→ **AIM OF THE TASK**
Which lines of the data hold the word "Registrant"? Copy all of them.

→ **INFORMATION**
● ● ● ●

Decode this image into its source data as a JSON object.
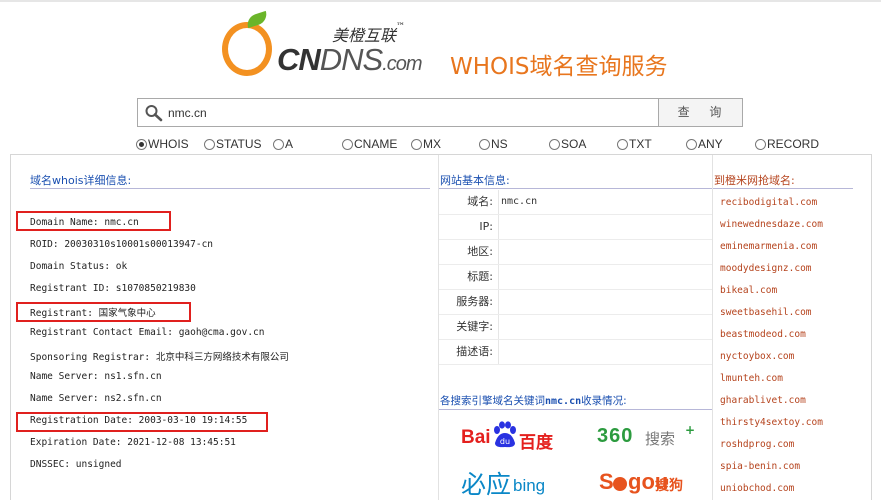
{
  "header": {
    "brand_cn": "美橙互联",
    "brand_tm": "™",
    "brand_en_bold": "CN",
    "brand_en_light": "DNS",
    "brand_en_suffix": ".com",
    "service_title": "WHOIS域名查询服务",
    "logo_color": "#f39121",
    "accent_color": "#e8761e"
  },
  "search": {
    "value": "nmc.cn",
    "button_label": "查 询"
  },
  "options": [
    {
      "label": "WHOIS",
      "checked": true
    },
    {
      "label": "STATUS",
      "checked": false
    },
    {
      "label": "A",
      "checked": false
    },
    {
      "label": "CNAME",
      "checked": false
    },
    {
      "label": "MX",
      "checked": false
    },
    {
      "label": "NS",
      "checked": false
    },
    {
      "label": "SOA",
      "checked": false
    },
    {
      "label": "TXT",
      "checked": false
    },
    {
      "label": "ANY",
      "checked": false
    },
    {
      "label": "RECORD",
      "checked": false
    }
  ],
  "whois": {
    "title": "域名whois详细信息:",
    "lines": [
      "Domain Name: nmc.cn",
      "ROID: 20030310s10001s00013947-cn",
      "Domain Status: ok",
      "Registrant ID: s1070850219830",
      "Registrant: 国家气象中心",
      "Registrant Contact Email: gaoh@cma.gov.cn",
      "Sponsoring Registrar: 北京中科三方网络技术有限公司",
      "Name Server: ns1.sfn.cn",
      "Name Server: ns2.sfn.cn",
      "Registration Date: 2003-03-10 19:14:55",
      "Expiration Date: 2021-12-08 13:45:51",
      "DNSSEC: unsigned"
    ],
    "highlight_color": "#e0201e"
  },
  "site_info": {
    "title": "网站基本信息:",
    "rows": [
      {
        "label": "域名:",
        "value": "nmc.cn"
      },
      {
        "label": "IP:",
        "value": ""
      },
      {
        "label": "地区:",
        "value": ""
      },
      {
        "label": "标题:",
        "value": ""
      },
      {
        "label": "服务器:",
        "value": ""
      },
      {
        "label": "关键字:",
        "value": ""
      },
      {
        "label": "描述语:",
        "value": ""
      }
    ],
    "se_prefix": "各搜索引擎域名关键词",
    "se_domain": "nmc.cn",
    "se_suffix": "收录情况:"
  },
  "engines": {
    "baidu_text": "Bai",
    "baidu_cn": "百度",
    "s360_num": "360",
    "s360_cn": "搜索",
    "s360_plus": "+",
    "bing_cn": "必应",
    "bing_en": "bing",
    "sogou_s": "S",
    "sogou_g": "gou",
    "sogou_cn": "搜狗"
  },
  "domains": {
    "title": "到橙米网抢域名:",
    "items": [
      "recibodigital.com",
      "winewednesdaze.com",
      "eminemarmenia.com",
      "moodydesignz.com",
      "bikeal.com",
      "sweetbasehil.com",
      "beastmodeod.com",
      "nyctoybox.com",
      "lmunteh.com",
      "gharablivet.com",
      "thirsty4sextoy.com",
      "roshdprog.com",
      "spia-benin.com",
      "uniobchod.com"
    ],
    "link_color": "#b5431d"
  }
}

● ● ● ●

→ **COMPLETED TASK**
      "Registrant ID: s1070850219830",
      "Registrant: 国家气象中心",
      "Registrant Contact Email: gaoh@cma.gov.cn",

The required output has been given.